This time of year the supermarket shelves are fully stocked with all the essentials for a great BBQ. The amount of shelf space dedicated to dozens of merely mediocre BBQ sauce astounds me. How many times have you heard friends and acquaintances brag about their secret sauce only to find out it is some generic corn syrup and tomato paste that millions of other people also claim is their secret? I remember about 20 years ago or so ago, there was a new dark brown sauce on the market and as soon as it got a little market share some conglomerate bought the rights to the name and took all of the good stuff out (including the love) just to make a few bucks. My suggestion is to put the love back into your BBQ and make your own sauce, it is simple…here is how to start.

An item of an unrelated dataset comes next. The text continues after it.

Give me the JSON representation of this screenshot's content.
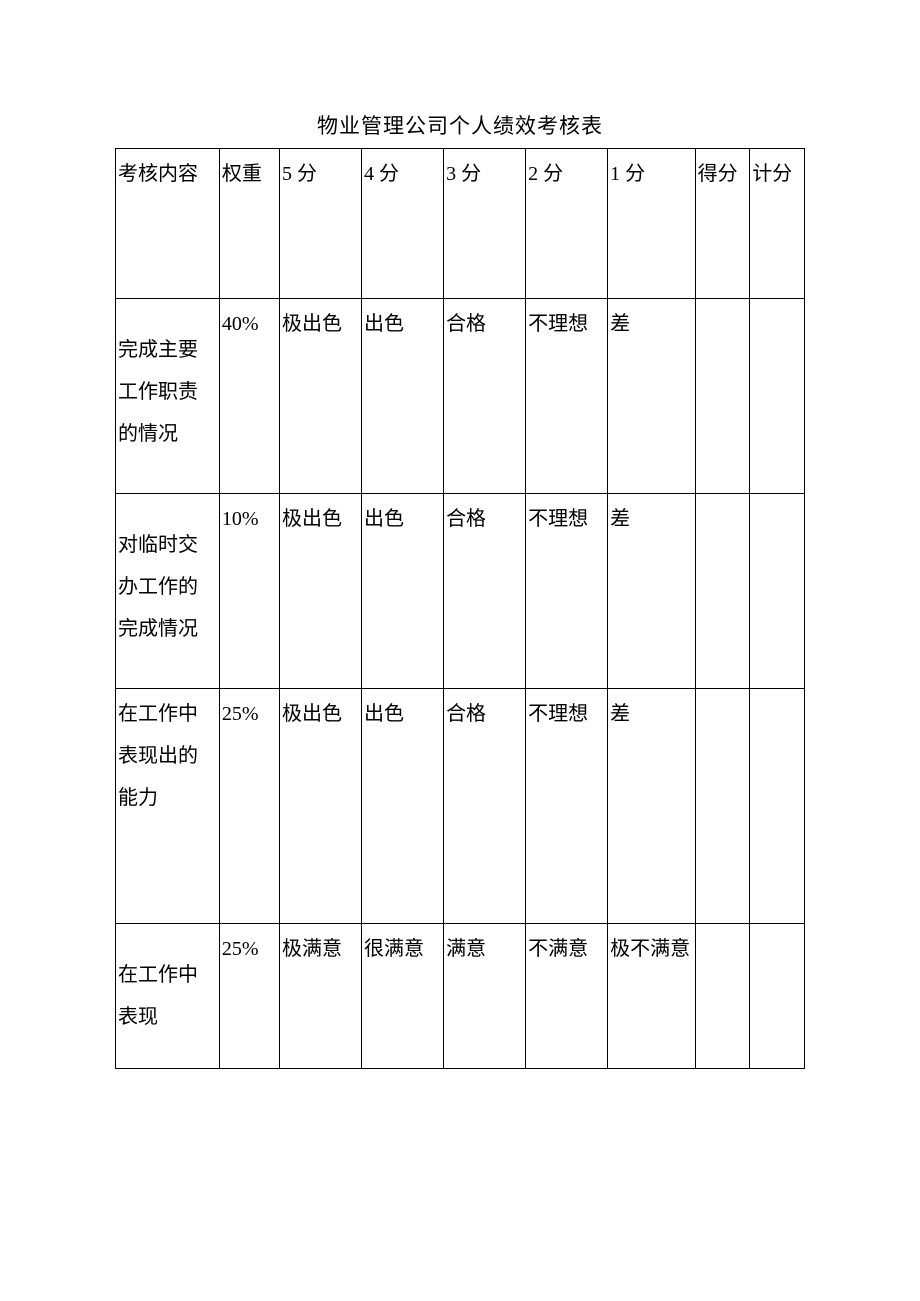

I start with my favorite (organic) tomato ketchup, for convenience sake because we definitely want to make this simple. (Later in the summer we can discuss making your own ketchup, it is simple, inexpensive, and the flavor is not to be believed.) Then we put about half as much brown sugar (or any kind of sugar you want for that matter: white, demerara, turbinado, evaporated cane juice, agave syrup, honey or whatever floats your hydrometer) and finish it with about half as much Worcestershire Sauce. So the basic recipe looks like 4 parts ketchup, 2 parts sugar, and 1 part Worcestershire sauce. This makes a very nice sauce which should only be the basis for your final sauce.

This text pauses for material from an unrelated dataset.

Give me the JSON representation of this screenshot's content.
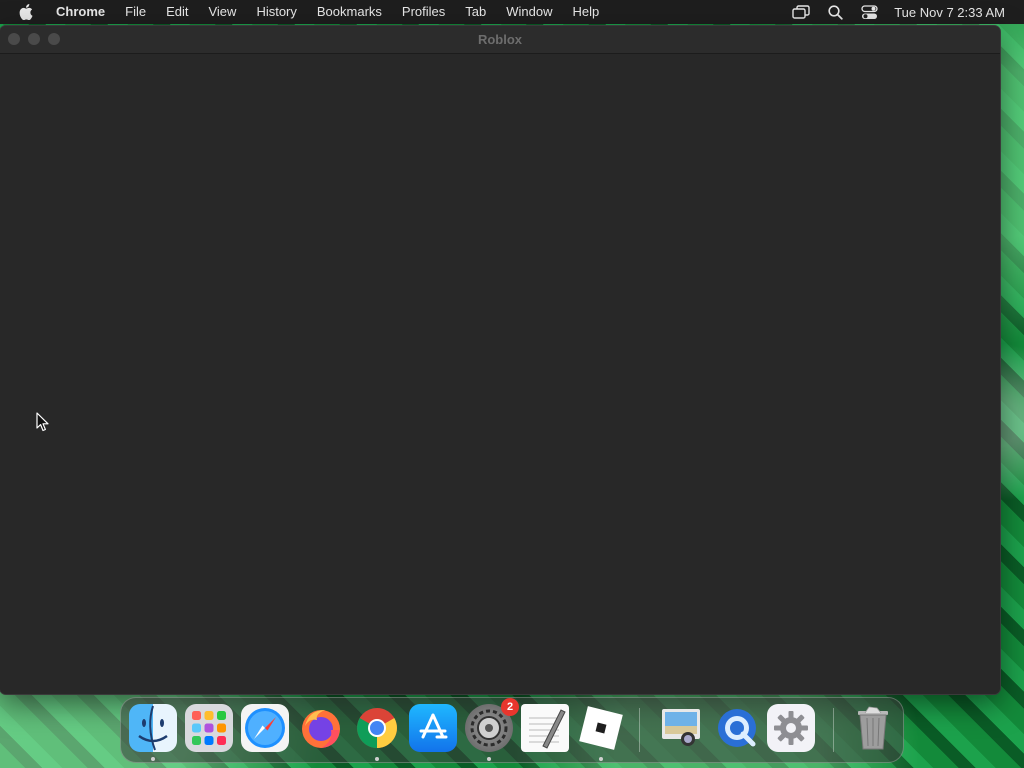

I have added fruit purees, chilies (both powdered dry and pureed reconstituted chilies), coffee, beer, wine, gin, spices of every variety, onions, garlic, soy sauce, fish sauce…you name it (maybe even a little salt and pepper). This one is nice because it just comes together that quickly and can be adapted at a whim. Here is one idea I did a while ago that turned out great:
Meyer Lemon BBQ Sauce:
- 1 clove garlic, shaved on a micro-plane (¼- ½ tsp)
- 2 Tbsp Meyer lemon juice (from 1 lemon) + zest
- ¼ cup brown sugar packed
- ½ cup ketchup
- 1 Tbsp Worcestershire sauce
- ½ very ripe banana
- 1 tsp Old Bay Seasoning
The perfect cookout would start with brined chicken legs cooked slowly over natural wood with an extra kick of smoke and then just when the chicken was done slathering this sauce all over it to thicken over the warmth of the fire for about 10 minutes until the sauce takes on an impeccable shine and deep flavor. I always caution people not to put the sauce on too soon because it will burn with all of the sugar in it. I love to serve this with plenty of home-made salads like potato salad, coleslaw, tomato salad, watermelon salad…or whatever tickles you at the time (I don’t ever decide until I see what is good at the market). Have a great cookout!